Silvia came out of her room, hair straightened, looking a bit like her mother by her make-up. Teresa would die before criticizing Silvia, but sometimes her friend took after her mother in bad ways. She complimented Silvia’s hair, foregoing any mention of the heavy make-up, and said it was time to go.

After a brief argument over which two unlucky souls would get into the back, Teresa used her executive authority as driver to sentence Jez and Flash to the truck bed.

Teresa did drive slower and safer now. She liked Jez, even if her boyfriends were lame.

They drove to the theater located near the city center and across from the Alvarado Transportation Center. The Center used to be a hotel: a masterwork of Mission-Revival Architecture boasting gardens, fountains, patios, and balconies. Beautiful, sprawling, and serving the railroad, the hotel stood replete until the 20th century when it was demolished for a parking lot. This embarrassment led to the building of the Transport Center, which closely emulated the old hotel: A sprawling, long structure with arches and Spanish-style shingled roofs, a front reminiscent of a Spanish mission, and an adobe clocktower with a simple face. The Center was impressive, letting no hint of the old hotel shine through. That bit of history was as dead as the dirt lot that had killed it.

The theater was a modern curved building with large windows and its logo in red across the front in large modern serif font. Opposite the Alvarado, it lost pizzazz, but a theater’s worth is on the inside, not on the outside.

The intersection near these two buildings never slowed down. Day or night cars crawled through it, joined by city buses. Pedestrians exiting the buses or trains congregated on the street corner, waiting for the crosswalks to usher them across. Human drama played out here.
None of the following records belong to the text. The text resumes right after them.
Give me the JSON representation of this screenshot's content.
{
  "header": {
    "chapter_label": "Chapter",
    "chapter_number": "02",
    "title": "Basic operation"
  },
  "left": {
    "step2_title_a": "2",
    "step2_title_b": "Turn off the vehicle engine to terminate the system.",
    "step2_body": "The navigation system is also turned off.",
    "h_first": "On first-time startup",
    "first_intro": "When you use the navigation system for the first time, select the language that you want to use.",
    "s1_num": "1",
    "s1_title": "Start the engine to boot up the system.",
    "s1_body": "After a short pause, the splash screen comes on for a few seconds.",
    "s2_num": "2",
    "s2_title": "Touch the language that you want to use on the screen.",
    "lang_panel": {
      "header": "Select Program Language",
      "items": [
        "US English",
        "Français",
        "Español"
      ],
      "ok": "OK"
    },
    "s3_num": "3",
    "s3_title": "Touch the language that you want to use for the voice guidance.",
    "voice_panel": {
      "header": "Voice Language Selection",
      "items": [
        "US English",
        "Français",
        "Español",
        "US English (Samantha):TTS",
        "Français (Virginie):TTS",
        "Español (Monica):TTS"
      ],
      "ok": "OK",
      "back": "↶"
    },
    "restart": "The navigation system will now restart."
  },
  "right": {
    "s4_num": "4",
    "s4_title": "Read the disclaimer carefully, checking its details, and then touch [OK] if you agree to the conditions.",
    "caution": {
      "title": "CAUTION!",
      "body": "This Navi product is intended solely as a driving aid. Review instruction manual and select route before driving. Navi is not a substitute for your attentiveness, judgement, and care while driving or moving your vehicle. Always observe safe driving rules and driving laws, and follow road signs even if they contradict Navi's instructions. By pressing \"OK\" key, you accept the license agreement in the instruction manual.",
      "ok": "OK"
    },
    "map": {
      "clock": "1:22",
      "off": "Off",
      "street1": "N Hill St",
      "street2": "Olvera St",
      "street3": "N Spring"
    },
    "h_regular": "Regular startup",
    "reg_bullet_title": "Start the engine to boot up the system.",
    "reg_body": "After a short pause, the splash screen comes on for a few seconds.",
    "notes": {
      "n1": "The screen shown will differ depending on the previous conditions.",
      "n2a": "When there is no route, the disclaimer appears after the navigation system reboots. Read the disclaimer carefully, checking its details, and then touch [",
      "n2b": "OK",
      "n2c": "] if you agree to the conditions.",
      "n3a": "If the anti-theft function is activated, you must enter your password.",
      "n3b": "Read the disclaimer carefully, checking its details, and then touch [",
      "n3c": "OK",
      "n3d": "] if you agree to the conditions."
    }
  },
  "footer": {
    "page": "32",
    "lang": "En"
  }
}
There were panhandlers looking to score, teens heading home or deeper into the city for a Friday night concert, college students eager to catch the Rail Runner train up to Santa Fe, businessmen and women saving money by taking the buses, a couple deeply in love, a fighting couple out of love and deeply intoxicated, a fat man whose button-up shirt strained to contain him, a tattooed woman, her body a mural, every movement a different kind of art, three Germans visiting New Mexico cheaply, and four teenagers with a preteen: Teresa, Silvia, Flash, Jez, and Flea.